- CVE-2012-0874 — JBoss Enterprise Application Platform Multiple Security Bypass Vulnerabilities
- CVE-2010-1871 — JBoss Seam Framework remote code execution
- JBoss AS 3/4/5/6 — Remote Command Execution
- CVE-2017-10271 — Oracle WebLogic wls-wsat Component Deserialization RCE
- CVE-2018-2894 — Vulnerability in the Oracle WebLogic Server component of Oracle Fusion Middleware
- Hadoop YARN ResourceManager — Command Execution
- CVE-2016-3088 — Apache ActiveMQ Fileserver File Upload Remote Code Execution Vulnerability
We have received confirmation that the current attacks are set against machines located in East Asia and Latin America. The researchers have also uncovered that AWS hosted services have also been affected. What’s more dangerous is that due to the fact that the code is written using proper code it can also infect Mac machines.
The SpeakUp Linux Trojan Infection Capabilities and Observed Behavior
As soon as a successful infiltration attempt has been made the malicious script will pull an ibus payload which is to be injected in the “tmp” location. From there on the actual backdoor will be run. It is programmed to retrieve a Perl script from a remote server and run it after a two second delay. The original file will be removed in order to make it impossible to find out the evidence and route of infection. This second-stage payload will perform its intended functions using encoded memory — this is done in order to make it impossible for analysis to be done without decoding the stream in real-time.
Effectively a security bypass is enforced on the victim computers — the virus installation is delayed which goes around the typical heuristics scan done by antivirus programs.
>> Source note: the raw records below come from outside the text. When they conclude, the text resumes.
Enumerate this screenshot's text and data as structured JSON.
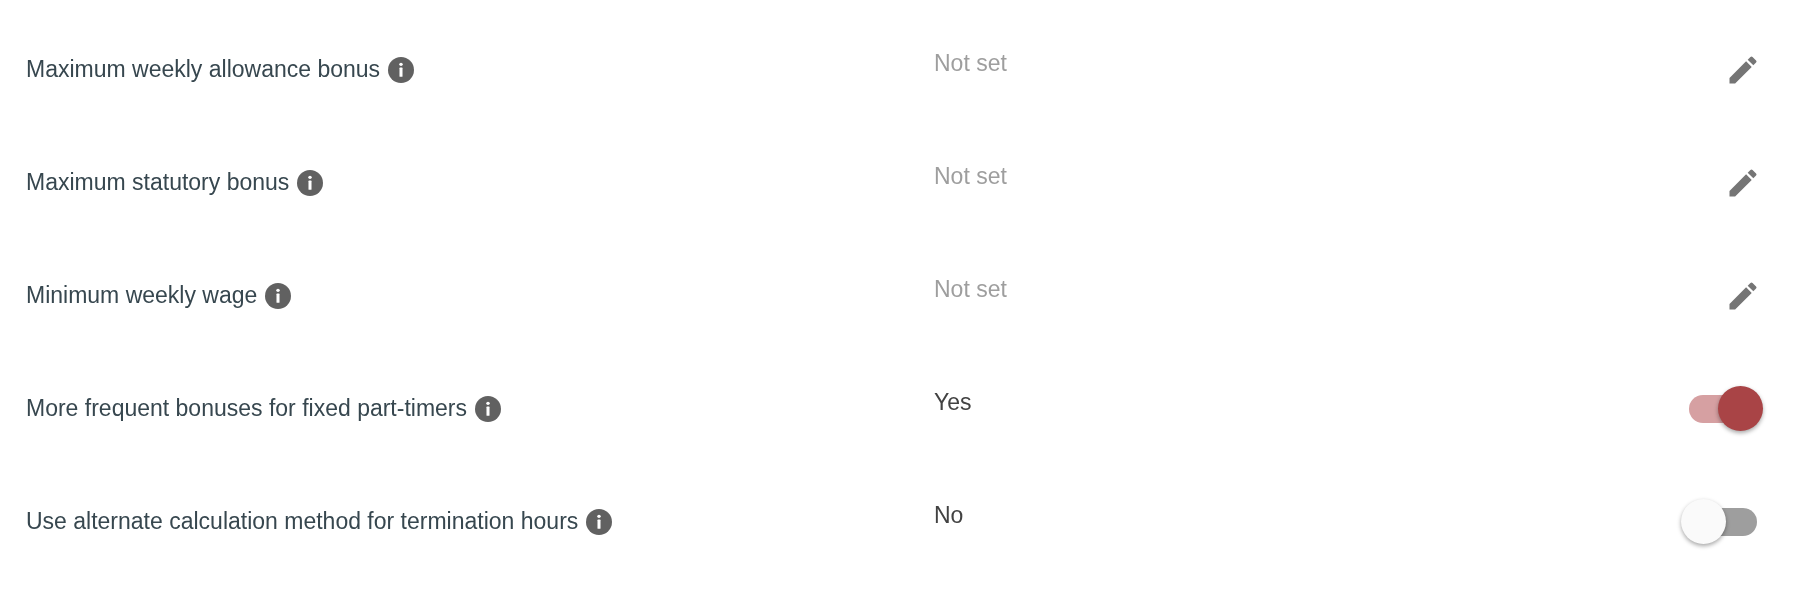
{
  "settings": [
    {
      "label": "Maximum weekly allowance bonus",
      "value": "Not set",
      "empty": true,
      "kind": "edit"
    },
    {
      "label": "Maximum statutory bonus",
      "value": "Not set",
      "empty": true,
      "kind": "edit"
    },
    {
      "label": "Minimum weekly wage",
      "value": "Not set",
      "empty": true,
      "kind": "edit"
    },
    {
      "label": "More frequent bonuses for fixed part-timers",
      "value": "Yes",
      "empty": false,
      "kind": "toggle",
      "on": true
    },
    {
      "label": "Use alternate calculation method for termination hours",
      "value": "No",
      "empty": false,
      "kind": "toggle",
      "on": false
    }
  ]
}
Additionally as the memory operations are encoded the security software may not be able to read the processes and identify that a threat is present. Effectively this can strategy can be used to remove the engines or the applications altogether. The list of programs that are to be affected include anti-virus programs, firewalls, intrusion detection systems, virtual machine hosts and sandbox environments.
The main goal of the SpeakUp Linux Trojan is to establish a secure connection to a hacker-controlled server. It essentially allows the criminals to execute commands, many of which are built into the engine. All they need is to simply pass on the required argument to the local service. The analysis shows that the communication is done at regular intervals which are labeled as “knocks”. The SpeakUp Linux Trojan will ensure that only a single instance is running at a time by specifying an internal mutex signature. Several of the commands that are available to the hacker operators have been captured via network analysis:
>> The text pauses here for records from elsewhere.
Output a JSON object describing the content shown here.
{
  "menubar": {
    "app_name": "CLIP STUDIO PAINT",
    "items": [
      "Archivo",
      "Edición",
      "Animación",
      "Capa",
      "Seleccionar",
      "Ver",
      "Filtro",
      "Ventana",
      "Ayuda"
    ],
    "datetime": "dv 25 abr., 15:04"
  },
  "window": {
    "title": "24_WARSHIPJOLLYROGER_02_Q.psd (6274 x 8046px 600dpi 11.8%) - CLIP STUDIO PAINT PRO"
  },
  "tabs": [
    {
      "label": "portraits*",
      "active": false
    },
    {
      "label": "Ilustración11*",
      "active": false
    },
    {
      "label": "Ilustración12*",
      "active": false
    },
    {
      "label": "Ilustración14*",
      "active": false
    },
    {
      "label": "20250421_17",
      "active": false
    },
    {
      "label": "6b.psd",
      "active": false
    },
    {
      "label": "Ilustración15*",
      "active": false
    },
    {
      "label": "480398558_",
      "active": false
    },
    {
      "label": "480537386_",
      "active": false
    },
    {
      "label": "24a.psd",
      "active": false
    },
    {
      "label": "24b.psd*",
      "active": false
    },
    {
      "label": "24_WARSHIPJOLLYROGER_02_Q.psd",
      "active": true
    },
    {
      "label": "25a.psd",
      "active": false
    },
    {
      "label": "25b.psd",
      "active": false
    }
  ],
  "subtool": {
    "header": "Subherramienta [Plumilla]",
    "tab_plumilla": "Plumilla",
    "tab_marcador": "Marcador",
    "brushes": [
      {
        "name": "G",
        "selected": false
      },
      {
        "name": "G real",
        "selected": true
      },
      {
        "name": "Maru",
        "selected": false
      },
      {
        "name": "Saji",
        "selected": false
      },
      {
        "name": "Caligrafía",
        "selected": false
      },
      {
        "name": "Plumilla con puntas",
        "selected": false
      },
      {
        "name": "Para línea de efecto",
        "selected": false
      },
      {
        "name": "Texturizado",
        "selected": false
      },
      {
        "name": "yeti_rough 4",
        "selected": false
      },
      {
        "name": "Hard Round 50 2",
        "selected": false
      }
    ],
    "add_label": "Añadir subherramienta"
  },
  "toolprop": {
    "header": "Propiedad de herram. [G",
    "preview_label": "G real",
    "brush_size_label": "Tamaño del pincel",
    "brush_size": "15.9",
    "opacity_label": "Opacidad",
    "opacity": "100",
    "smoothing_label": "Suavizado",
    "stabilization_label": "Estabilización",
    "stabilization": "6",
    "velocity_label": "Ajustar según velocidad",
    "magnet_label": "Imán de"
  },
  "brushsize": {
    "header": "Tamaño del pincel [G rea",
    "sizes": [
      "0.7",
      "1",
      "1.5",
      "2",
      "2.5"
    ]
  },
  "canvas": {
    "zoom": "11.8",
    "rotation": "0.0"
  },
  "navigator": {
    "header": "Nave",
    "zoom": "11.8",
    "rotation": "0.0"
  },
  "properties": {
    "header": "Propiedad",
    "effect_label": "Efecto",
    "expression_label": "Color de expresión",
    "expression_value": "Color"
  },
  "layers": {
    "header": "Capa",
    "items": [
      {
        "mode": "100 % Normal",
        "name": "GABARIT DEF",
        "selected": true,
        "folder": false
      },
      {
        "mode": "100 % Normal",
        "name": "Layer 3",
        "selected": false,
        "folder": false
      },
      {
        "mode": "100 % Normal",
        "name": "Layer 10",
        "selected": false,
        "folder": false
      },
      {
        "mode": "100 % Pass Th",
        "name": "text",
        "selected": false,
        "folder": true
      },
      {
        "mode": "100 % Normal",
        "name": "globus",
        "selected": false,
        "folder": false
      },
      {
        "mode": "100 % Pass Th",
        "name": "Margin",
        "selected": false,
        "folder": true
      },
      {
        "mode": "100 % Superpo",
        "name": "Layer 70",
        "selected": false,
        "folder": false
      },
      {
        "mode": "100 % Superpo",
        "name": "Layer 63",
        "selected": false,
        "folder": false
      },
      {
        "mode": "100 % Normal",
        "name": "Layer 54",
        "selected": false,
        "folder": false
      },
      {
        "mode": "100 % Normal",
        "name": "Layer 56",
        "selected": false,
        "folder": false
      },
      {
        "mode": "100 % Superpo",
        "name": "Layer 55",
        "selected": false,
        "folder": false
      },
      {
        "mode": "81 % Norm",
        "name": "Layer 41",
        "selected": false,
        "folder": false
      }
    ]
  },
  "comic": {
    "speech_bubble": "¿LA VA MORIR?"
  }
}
- newtask — This command will run a hacker-uploaded code or file on the infected machine. It is also used to instruct the hosts into downloading and running a file from a remote service. Other possible tasks include the killing of running processes or uninstalling them. An up-to-date status report can also be requested from the machines.
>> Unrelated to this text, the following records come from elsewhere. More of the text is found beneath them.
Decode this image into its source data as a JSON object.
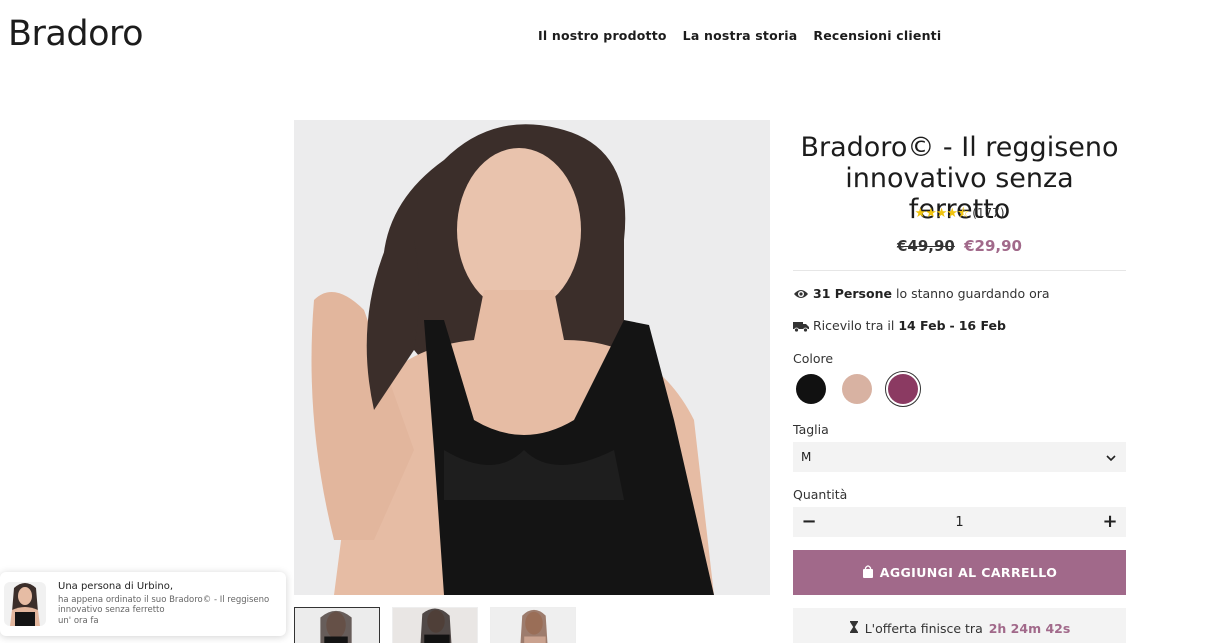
{
  "header": {
    "logo": "Bradoro",
    "nav": [
      "Il nostro prodotto",
      "La nostra storia",
      "Recensioni clienti"
    ]
  },
  "product": {
    "title": "Bradoro© - Il reggiseno innovativo senza ferretto",
    "rating_stars": 4.5,
    "rating_count": "(177)",
    "price_old": "€49,90",
    "price_new": "€29,90",
    "viewers_count": "31 Persone",
    "viewers_text": "lo stanno guardando ora",
    "delivery_prefix": "Ricevilo tra il",
    "delivery_from": "14 Feb",
    "delivery_sep": "-",
    "delivery_to": "16 Feb",
    "color_label": "Colore",
    "colors": [
      "#111111",
      "#d8b2a2",
      "#8b3a62"
    ],
    "selected_color": 2,
    "size_label": "Taglia",
    "size_value": "M",
    "quantity_label": "Quantità",
    "quantity_value": "1",
    "add_to_cart": "AGGIUNGI AL CARRELLO",
    "offer_prefix": "L'offerta finisce tra",
    "offer_time": "2h 24m 42s"
  },
  "toast": {
    "line1": "Una persona di Urbino,",
    "line2": "ha appena ordinato il suo Bradoro© - Il reggiseno innovativo senza ferretto",
    "line3": "un' ora fa"
  },
  "colors": {
    "accent": "#a1698a",
    "field_bg": "#f3f3f3"
  }
}
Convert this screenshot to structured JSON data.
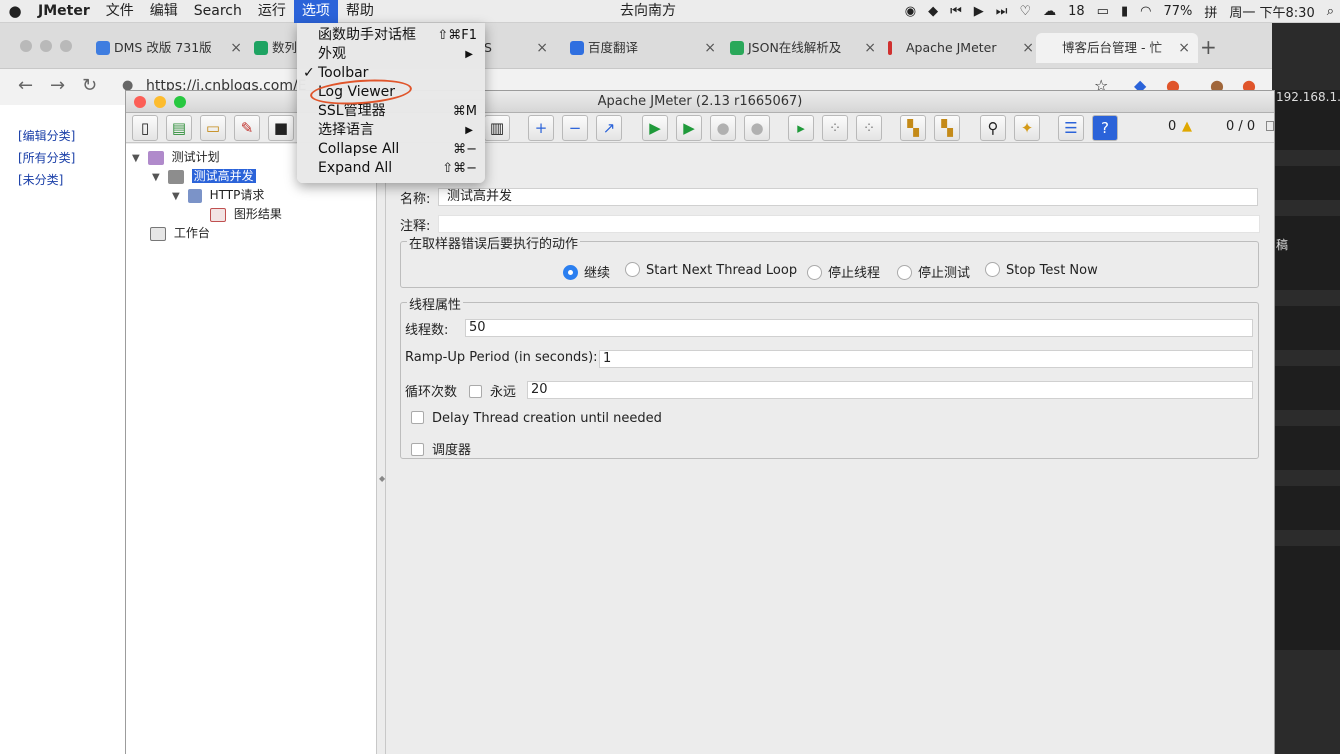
{
  "menubar": {
    "apple_icon": "apple-icon",
    "app_name": "JMeter",
    "items": [
      "文件",
      "编辑",
      "Search",
      "运行",
      "选项",
      "帮助"
    ],
    "active_item": "选项",
    "song": "去向南方",
    "wechat_count": "18",
    "battery": "77%",
    "datetime": "周一 下午8:30"
  },
  "browser": {
    "tabs": [
      {
        "label": "DMS 改版 731版",
        "color": "#3f7de0"
      },
      {
        "label": "数列",
        "color": "#1ea362"
      },
      {
        "label": "S",
        "color": "#888888"
      },
      {
        "label": "百度翻译",
        "color": "#2f6fe0"
      },
      {
        "label": "JSON在线解析及",
        "color": "#2aa85a"
      },
      {
        "label": "Apache JMeter",
        "color": "#d0302f"
      },
      {
        "label": "博客后台管理 - 忙",
        "color": "#cccccc"
      }
    ],
    "url": "https://i.cnblogs.com/E",
    "blog_links": [
      "[编辑分类]",
      "[所有分类]",
      "[未分类]"
    ],
    "side_ip": "192.168.1.",
    "side_char": "稿"
  },
  "jmeter": {
    "title": "Apache JMeter (2.13 r1665067)",
    "warn_count": "0",
    "thread_count": "0 / 0",
    "tree": {
      "test_plan": "测试计划",
      "thread_group": "测试高并发",
      "http_request": "HTTP请求",
      "graph_results": "图形结果",
      "workbench": "工作台"
    },
    "form": {
      "name_label": "名称:",
      "name_value": "测试高并发",
      "comment_label": "注释:",
      "comment_value": "",
      "error_group_title": "在取样器错误后要执行的动作",
      "error_options": [
        "继续",
        "Start Next Thread Loop",
        "停止线程",
        "停止测试",
        "Stop Test Now"
      ],
      "error_selected": "继续",
      "thread_props_title": "线程属性",
      "threads_label": "线程数:",
      "threads_value": "50",
      "rampup_label": "Ramp-Up Period (in seconds):",
      "rampup_value": "1",
      "loop_label": "循环次数",
      "forever_label": "永远",
      "loop_value": "20",
      "delay_label": "Delay Thread creation until needed",
      "scheduler_label": "调度器"
    }
  },
  "options_menu": {
    "items": [
      {
        "label": "函数助手对话框",
        "shortcut": "⇧⌘F1"
      },
      {
        "label": "外观",
        "submenu": "▶"
      },
      {
        "label": "Toolbar",
        "check": "✓"
      },
      {
        "label": "Log Viewer"
      },
      {
        "label": "SSL管理器",
        "shortcut": "⌘M"
      },
      {
        "label": "选择语言",
        "submenu": "▶"
      },
      {
        "label": "Collapse All",
        "shortcut": "⌘−"
      },
      {
        "label": "Expand All",
        "shortcut": "⇧⌘−"
      }
    ]
  }
}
- notask — This will sleep the local SpeakUp Linux Trojan instance and follow-up the server for the startup of additional commands.
- newerconfig — This will update the configuration file.
It appears that one of the main goals is to deploy a cryptocurrency miner. This is a trend in the last few years wherein these small-sized applications will take advantage of the hardware resources by executing intensive tasks. They will place a heavy load on the CPU, GPU, memory and hard disk space. Whenever one of them is complete the hacker operators will receive digital currency that will be directly wired to their wallets.
We remind our readers that this information merely the represents the current version and activities of the virus samples as configured in the present. It is possible that the future versions will have a very different behavior pattern.